Lorentz death has since received the attention of several members of New Mexico's congressional delegation.
In a statement, Sen. Tom Udall said:
"There are no words to ease the pain that Gage Lorentz’s family is enduring. Justice demands an immediate, full, and transparent investigation of this tragedy – for his family, and for all families who have experienced such devastating and unacceptable loss. The Lorentz family’s pain and grave misgivings about how this case has been handled should be taken very seriously. And I am working in Congress to enact real reforms – like the Justice in Policing Act – to improve accountability and prevent law enforcement officers from abusing their power.
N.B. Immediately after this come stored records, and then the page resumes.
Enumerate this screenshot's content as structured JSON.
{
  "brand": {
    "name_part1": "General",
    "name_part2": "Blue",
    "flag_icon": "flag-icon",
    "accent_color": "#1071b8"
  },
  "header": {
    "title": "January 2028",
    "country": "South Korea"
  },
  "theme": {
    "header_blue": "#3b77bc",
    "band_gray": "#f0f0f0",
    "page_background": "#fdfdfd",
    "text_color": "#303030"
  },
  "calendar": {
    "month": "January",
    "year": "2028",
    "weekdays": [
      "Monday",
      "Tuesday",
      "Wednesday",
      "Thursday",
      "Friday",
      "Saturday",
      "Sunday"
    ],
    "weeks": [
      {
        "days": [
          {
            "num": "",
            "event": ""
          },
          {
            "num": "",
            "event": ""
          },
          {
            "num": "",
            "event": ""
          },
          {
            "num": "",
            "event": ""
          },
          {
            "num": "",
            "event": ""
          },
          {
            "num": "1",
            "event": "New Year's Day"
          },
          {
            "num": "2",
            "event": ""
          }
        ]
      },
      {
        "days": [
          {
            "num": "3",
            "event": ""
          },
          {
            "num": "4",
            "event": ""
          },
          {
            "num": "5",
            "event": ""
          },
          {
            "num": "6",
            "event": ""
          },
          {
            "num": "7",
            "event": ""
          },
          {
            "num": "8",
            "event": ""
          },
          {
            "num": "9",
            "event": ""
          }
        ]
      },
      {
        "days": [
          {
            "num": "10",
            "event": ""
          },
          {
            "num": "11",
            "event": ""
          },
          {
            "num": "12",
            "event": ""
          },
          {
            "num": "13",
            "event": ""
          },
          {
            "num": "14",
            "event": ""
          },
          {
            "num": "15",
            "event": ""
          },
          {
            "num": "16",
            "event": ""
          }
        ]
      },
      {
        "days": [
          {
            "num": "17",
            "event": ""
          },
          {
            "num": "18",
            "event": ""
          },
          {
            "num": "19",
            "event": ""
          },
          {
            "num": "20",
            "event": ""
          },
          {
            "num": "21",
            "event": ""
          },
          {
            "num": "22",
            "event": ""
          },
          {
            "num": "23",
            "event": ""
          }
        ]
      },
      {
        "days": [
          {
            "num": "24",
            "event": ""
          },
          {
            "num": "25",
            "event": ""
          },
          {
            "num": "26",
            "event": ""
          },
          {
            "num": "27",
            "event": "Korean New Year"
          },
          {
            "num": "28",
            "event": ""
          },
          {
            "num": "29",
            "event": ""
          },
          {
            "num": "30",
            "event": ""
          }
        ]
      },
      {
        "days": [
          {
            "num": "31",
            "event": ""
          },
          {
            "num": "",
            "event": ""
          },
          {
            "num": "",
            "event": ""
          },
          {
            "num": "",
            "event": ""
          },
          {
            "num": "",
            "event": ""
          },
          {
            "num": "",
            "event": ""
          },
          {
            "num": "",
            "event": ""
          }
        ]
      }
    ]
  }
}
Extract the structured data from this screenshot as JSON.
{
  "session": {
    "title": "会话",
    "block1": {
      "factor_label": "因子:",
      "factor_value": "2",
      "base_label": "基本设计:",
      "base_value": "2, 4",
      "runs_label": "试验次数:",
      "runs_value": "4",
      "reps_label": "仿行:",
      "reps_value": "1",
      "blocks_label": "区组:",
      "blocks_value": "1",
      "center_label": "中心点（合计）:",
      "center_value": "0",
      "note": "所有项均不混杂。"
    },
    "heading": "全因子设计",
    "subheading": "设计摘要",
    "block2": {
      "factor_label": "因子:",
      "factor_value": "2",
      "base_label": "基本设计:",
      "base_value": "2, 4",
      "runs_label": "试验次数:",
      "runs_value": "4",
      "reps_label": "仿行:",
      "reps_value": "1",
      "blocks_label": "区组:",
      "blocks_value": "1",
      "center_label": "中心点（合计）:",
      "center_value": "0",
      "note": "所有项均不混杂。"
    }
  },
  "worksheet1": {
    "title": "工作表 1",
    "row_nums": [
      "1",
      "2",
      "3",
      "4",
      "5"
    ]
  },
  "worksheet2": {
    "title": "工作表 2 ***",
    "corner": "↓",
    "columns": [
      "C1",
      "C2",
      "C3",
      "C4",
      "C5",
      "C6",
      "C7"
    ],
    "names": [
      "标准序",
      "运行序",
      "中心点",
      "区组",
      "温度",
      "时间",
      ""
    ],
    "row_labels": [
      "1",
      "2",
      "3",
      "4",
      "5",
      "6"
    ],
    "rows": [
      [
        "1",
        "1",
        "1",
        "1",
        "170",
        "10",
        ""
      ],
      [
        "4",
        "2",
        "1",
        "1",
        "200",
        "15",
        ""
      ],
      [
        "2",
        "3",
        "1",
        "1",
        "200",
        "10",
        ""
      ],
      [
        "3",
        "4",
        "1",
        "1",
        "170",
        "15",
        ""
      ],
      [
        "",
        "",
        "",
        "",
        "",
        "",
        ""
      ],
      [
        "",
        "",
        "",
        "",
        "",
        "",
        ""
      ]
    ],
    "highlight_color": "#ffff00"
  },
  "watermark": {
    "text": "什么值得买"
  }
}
I am also seeking answers about the status of National Park Service’s handling of the tragic killing of Gage Lorentz.
According to KOB4, Carlsbad Caverns National Park is in Rep. Xochitl Torres Small's district. She said Lorentz's death inspired her to co-sponsor the Justice in Policing Act.
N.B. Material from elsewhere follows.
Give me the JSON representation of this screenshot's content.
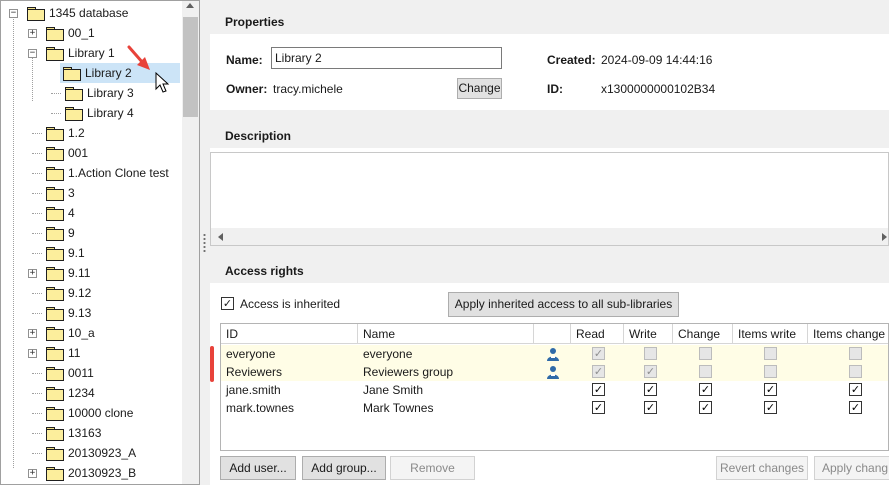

"The Justice in Policing Act, if enacted, could have prevented Gage's tragic killing. His death requires a full and transparent investigation, and it is also long past time that we implement real change that ushers meaningful reform and accountability measures that keep our communities safe," Torres Small said in a statement.
Shannon Kennedy, a civil rights attorney in Albuquerque, represents Gage Lorentz’s family, says that the family is planning on filing a lawsuit against the United States Interior Department and National Park Service.
“Let's start with the fact that this man takes a Taser and shoots Gage with no provocation from Gage whatsoever. There is no communication, there is no de-escalation. That park ranger is insane. He's out of his mind. What is he arresting him for? Driving too fast down a country road? And he takes his life over that? It's a citation. It's a warning. It's not a death sentence,” Kennedy said.
Below is the original news story.